    It’s fine to make modest improvements to the platform. But until they bring back the hatch they will be minus at least one customer right here.

  • avatar
    carlisle

    I once liked Subaru autos. I’ve owned two – both wagons. However, the CVT did it for me.

  • avatar
    vvk

    One of the best cars available on the market today. Roomy, engaging to drive, good amount of trunk space, excellent seats, manual transmission. When I test drove a 2017, I was shocked at how strong the engine is. The negatives I noted were poor shifter feel, rough ride and pretty high noise levels. Hopefully, 2018 is improved in these areas.

  • avatar
    jh26036

    Clicks in, no wagon update, meh.

  • avatar
    WRC555

    The lack of a current generation WRX hatchback model forced me to keep my old WRX, later acquiring a used 9-2x Aero, then bought a new Forester XT. SOA certainly managed to sell vehicles regardless of not offering what I truly wanted to buy!
    I actually prefer the WRX to be noisier and tauter-riding. Else it’s just another compromised sport touring car so many other manufacturers offer. I have only driven the CVT-equipped Forester XT, and it’s OK for daily use. Though it seems pointless to market it with a sport tuned suspension when handling is still tall-SUV-lousy. I am not sure if the WRX CVT has the same 3-mode engine mapping setup, but it is a huge improvement over the old WRX/FXT auto tranny.


Back to TopLeave a Reply

You must be logged in to post a comment.

Recent Comments

New Car Research

Get a Free Dealer Quote

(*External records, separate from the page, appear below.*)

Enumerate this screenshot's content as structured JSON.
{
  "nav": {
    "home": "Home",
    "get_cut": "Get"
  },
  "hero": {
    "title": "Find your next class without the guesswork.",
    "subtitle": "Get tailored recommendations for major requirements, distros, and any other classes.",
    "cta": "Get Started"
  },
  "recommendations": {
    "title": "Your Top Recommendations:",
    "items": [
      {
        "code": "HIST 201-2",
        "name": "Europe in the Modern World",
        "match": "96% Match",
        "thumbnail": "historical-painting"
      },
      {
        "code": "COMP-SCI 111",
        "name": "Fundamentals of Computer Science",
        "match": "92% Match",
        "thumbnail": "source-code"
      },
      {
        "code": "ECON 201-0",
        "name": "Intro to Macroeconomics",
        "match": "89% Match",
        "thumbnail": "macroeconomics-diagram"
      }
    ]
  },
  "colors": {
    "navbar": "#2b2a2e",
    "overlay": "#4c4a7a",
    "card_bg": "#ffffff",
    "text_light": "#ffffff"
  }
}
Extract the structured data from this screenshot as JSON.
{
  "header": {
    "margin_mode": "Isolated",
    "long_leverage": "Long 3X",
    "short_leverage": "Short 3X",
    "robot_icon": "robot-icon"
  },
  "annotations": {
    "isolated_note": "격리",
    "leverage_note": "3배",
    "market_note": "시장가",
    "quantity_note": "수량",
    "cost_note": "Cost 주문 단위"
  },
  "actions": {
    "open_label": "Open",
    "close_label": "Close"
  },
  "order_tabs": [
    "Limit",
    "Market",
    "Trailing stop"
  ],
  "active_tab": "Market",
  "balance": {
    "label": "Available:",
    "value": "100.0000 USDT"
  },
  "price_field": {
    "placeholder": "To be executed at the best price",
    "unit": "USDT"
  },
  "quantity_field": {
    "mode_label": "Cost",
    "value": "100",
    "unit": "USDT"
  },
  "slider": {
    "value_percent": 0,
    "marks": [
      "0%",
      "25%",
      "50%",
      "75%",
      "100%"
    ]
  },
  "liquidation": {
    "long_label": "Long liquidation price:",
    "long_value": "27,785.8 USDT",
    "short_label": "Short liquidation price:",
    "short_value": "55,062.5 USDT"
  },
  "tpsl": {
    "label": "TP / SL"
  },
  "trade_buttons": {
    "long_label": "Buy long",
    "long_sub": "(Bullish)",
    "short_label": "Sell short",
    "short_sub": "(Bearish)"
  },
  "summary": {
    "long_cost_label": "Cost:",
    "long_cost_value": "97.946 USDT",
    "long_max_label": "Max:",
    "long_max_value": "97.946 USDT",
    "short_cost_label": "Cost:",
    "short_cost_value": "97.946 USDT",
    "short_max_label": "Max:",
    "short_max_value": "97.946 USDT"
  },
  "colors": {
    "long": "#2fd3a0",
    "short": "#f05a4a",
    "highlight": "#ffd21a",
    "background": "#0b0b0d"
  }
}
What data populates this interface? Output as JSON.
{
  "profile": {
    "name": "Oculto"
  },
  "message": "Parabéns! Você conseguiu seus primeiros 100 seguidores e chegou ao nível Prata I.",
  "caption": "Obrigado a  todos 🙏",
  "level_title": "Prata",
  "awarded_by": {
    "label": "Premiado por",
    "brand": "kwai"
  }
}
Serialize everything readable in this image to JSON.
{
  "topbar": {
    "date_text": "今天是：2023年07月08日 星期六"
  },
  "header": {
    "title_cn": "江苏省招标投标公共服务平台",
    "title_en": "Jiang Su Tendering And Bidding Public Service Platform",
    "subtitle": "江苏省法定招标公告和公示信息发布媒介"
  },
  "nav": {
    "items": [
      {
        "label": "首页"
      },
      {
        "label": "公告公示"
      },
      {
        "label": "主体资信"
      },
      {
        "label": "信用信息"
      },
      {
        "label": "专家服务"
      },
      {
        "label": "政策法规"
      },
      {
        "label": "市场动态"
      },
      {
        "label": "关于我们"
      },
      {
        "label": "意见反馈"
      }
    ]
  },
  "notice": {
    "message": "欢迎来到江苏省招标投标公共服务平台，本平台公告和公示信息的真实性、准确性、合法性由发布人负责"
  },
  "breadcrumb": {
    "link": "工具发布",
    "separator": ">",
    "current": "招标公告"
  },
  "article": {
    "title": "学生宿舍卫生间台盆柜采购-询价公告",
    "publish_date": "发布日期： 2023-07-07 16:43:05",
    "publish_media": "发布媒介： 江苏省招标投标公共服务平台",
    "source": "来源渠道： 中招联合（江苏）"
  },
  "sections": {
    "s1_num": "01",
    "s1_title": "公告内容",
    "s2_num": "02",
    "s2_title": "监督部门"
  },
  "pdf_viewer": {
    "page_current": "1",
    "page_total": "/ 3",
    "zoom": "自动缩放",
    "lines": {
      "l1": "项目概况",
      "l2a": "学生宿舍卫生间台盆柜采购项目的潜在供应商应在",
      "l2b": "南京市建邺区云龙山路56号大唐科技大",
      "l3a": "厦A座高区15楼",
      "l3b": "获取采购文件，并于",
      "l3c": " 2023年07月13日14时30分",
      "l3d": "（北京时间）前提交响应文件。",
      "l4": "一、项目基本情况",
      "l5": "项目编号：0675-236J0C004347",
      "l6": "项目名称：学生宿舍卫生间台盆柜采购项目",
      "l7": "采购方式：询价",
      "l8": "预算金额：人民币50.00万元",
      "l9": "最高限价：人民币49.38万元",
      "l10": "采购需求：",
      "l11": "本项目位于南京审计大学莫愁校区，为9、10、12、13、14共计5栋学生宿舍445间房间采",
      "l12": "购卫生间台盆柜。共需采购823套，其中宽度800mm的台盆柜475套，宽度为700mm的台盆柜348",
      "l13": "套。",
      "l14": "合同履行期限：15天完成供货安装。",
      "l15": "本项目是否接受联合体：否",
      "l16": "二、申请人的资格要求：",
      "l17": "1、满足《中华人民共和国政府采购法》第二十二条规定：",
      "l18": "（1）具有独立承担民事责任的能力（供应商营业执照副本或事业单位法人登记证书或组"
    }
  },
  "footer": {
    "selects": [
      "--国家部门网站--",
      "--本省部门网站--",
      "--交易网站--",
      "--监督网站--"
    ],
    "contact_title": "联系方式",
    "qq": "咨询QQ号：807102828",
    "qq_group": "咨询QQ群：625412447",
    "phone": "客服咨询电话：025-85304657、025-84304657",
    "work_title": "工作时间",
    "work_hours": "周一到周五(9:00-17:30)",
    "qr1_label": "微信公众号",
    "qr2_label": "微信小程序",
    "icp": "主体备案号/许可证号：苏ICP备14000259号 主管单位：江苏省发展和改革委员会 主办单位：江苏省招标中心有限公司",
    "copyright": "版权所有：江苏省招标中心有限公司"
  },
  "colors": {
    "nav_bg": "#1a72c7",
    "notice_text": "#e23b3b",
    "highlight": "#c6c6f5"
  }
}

Staff

  • Contributors

  • Matthew Guy, Canada
  • Seth Parks, United States
  • Ronnie Schreiber, United States
  • Bozi Tatarevic, United States
  • Chris Tonn, United States
  • Corey Lewis, United States
  • Moderators

  • Adam Tonge, United States
  • Kyree Williams, United States